▼
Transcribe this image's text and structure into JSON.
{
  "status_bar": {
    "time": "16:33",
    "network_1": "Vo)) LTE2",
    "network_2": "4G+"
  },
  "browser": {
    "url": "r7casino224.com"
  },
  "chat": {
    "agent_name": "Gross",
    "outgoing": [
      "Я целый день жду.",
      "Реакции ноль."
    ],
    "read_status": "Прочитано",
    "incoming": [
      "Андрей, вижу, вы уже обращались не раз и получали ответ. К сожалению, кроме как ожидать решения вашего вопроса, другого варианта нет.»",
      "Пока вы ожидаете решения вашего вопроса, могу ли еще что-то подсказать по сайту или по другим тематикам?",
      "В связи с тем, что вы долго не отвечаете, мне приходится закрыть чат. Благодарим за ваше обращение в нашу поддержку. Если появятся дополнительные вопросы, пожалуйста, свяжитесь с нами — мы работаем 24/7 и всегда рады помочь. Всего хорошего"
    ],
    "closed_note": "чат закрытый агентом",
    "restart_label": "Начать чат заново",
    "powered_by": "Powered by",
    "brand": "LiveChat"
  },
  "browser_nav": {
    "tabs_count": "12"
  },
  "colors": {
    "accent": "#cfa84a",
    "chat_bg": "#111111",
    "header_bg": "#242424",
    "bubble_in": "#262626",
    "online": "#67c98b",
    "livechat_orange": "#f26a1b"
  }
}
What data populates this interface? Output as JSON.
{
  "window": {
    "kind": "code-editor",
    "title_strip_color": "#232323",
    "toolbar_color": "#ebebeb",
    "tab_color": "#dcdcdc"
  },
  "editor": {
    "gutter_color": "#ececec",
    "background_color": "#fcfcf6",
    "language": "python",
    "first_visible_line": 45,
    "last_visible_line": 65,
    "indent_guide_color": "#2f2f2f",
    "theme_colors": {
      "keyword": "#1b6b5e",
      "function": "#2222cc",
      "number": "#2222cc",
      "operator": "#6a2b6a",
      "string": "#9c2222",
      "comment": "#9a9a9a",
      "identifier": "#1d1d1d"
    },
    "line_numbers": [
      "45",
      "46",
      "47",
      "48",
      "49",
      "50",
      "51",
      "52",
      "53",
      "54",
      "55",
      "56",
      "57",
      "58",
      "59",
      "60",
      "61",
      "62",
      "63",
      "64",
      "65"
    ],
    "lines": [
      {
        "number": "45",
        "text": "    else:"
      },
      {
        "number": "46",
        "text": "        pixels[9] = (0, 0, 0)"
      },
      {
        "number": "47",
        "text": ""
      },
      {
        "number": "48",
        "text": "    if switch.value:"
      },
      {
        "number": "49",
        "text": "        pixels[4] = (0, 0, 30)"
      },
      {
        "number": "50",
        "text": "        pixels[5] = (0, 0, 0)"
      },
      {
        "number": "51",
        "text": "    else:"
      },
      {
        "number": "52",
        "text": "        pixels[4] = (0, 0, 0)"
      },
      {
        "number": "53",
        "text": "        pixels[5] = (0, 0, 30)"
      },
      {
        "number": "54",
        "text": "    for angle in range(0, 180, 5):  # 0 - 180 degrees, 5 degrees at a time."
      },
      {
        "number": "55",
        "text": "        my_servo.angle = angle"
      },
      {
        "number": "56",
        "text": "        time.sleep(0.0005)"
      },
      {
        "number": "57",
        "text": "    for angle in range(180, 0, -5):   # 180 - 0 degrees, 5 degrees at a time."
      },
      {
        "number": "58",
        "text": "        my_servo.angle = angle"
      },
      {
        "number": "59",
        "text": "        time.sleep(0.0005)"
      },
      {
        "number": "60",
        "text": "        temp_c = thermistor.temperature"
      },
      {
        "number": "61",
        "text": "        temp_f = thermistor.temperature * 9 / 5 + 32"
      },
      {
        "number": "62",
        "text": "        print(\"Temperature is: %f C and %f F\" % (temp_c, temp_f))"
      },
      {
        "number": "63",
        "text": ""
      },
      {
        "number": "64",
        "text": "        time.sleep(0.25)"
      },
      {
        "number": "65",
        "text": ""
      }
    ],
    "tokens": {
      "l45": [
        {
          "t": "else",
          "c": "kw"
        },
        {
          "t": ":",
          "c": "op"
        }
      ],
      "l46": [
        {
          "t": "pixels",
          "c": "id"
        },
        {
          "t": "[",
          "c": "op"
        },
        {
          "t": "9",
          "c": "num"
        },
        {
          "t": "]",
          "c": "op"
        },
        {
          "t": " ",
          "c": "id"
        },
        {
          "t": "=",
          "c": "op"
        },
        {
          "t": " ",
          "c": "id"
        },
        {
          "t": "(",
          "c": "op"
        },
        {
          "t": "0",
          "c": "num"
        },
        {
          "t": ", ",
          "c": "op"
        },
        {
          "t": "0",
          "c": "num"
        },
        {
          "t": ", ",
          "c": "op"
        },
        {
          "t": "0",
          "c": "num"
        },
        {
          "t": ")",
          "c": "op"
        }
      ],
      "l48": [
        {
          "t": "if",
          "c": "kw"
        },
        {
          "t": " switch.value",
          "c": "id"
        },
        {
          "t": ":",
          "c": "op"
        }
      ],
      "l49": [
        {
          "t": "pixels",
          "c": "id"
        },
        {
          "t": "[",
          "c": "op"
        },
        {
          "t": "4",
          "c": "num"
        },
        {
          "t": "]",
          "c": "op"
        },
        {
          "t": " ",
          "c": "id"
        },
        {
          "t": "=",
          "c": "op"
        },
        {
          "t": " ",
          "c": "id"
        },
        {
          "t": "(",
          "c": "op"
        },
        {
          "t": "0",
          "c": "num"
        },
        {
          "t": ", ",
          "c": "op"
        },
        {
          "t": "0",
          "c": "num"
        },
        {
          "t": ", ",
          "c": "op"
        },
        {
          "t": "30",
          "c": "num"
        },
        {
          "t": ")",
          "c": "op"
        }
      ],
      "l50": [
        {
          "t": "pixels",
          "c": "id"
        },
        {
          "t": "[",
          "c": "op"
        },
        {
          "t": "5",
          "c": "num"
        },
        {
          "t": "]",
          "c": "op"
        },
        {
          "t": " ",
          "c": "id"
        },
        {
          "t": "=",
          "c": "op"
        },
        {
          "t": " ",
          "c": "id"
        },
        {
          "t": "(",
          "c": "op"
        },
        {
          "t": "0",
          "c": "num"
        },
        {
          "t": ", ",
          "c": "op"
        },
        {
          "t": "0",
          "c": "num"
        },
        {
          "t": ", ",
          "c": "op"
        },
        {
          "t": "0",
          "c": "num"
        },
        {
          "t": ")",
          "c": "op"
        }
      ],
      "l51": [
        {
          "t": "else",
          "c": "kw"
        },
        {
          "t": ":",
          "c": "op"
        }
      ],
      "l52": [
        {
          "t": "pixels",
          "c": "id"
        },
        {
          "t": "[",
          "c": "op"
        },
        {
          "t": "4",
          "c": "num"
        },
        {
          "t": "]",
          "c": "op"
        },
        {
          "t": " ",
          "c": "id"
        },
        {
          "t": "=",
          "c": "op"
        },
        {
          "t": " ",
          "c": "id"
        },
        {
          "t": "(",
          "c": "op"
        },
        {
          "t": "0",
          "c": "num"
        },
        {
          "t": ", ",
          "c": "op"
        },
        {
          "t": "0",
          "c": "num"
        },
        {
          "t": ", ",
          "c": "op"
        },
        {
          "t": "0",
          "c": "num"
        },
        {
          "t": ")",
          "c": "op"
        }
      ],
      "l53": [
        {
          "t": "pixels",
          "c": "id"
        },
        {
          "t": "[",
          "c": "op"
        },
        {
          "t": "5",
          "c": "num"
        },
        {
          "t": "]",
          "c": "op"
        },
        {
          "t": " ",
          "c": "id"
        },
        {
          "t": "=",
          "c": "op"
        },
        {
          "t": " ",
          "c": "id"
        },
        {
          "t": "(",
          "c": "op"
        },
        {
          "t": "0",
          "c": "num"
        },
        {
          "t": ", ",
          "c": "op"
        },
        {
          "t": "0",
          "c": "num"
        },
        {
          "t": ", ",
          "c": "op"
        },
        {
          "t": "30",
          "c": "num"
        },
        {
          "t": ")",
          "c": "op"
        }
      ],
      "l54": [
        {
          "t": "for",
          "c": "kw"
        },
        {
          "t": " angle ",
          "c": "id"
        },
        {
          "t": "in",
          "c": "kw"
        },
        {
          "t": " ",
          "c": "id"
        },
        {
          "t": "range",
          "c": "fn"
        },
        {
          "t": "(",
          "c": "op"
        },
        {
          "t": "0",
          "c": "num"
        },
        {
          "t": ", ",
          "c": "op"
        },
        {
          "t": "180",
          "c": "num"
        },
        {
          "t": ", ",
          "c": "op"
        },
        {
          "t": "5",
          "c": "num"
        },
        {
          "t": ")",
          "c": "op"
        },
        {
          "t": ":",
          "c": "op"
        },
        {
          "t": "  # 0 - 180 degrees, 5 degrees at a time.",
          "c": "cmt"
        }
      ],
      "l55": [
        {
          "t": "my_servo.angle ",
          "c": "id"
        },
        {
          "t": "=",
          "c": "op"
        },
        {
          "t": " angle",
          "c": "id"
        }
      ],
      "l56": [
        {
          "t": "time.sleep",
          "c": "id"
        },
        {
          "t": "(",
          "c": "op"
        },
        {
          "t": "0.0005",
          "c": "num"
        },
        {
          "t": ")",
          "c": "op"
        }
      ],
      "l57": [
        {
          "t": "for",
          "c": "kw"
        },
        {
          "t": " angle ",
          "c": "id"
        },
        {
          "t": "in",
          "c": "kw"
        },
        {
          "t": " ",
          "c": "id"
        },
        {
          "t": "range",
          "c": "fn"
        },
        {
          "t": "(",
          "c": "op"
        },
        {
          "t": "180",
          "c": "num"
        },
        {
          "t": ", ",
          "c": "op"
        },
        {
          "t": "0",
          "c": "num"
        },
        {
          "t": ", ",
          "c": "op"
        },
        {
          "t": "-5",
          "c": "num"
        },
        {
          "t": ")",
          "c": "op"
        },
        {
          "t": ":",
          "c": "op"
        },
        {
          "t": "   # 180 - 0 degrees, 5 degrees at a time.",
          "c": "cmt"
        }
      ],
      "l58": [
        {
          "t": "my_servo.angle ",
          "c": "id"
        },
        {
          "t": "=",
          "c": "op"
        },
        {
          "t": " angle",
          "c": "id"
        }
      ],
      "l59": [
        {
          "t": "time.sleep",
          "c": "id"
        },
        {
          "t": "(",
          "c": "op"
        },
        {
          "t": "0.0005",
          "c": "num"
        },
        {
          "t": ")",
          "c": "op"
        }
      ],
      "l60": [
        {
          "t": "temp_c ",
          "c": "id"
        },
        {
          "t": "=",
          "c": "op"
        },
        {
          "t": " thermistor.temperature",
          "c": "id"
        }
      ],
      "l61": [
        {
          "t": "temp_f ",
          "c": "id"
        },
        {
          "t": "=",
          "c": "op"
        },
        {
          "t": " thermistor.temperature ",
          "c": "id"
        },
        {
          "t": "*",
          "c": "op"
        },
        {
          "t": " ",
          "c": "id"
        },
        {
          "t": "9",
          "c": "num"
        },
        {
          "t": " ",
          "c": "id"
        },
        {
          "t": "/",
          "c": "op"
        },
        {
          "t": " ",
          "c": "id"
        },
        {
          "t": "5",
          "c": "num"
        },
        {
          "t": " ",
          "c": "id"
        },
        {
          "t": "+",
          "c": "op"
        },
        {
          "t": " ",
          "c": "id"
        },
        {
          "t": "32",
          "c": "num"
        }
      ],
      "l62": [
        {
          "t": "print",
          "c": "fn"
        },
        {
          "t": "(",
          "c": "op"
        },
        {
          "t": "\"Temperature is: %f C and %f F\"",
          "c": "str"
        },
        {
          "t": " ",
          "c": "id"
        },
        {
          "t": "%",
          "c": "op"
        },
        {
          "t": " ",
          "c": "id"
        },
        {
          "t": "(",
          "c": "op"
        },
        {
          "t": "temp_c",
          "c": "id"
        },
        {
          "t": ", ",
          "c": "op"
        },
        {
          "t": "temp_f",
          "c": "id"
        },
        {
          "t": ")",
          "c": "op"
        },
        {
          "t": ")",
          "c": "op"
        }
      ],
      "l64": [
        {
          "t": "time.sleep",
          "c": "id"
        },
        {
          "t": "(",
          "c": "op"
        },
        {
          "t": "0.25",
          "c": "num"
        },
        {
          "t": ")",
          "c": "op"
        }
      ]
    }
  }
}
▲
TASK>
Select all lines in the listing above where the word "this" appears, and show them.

RESPONSE BELOW>
Transcribe this image's text and structure into JSON.
What data populates this interface? Output as JSON.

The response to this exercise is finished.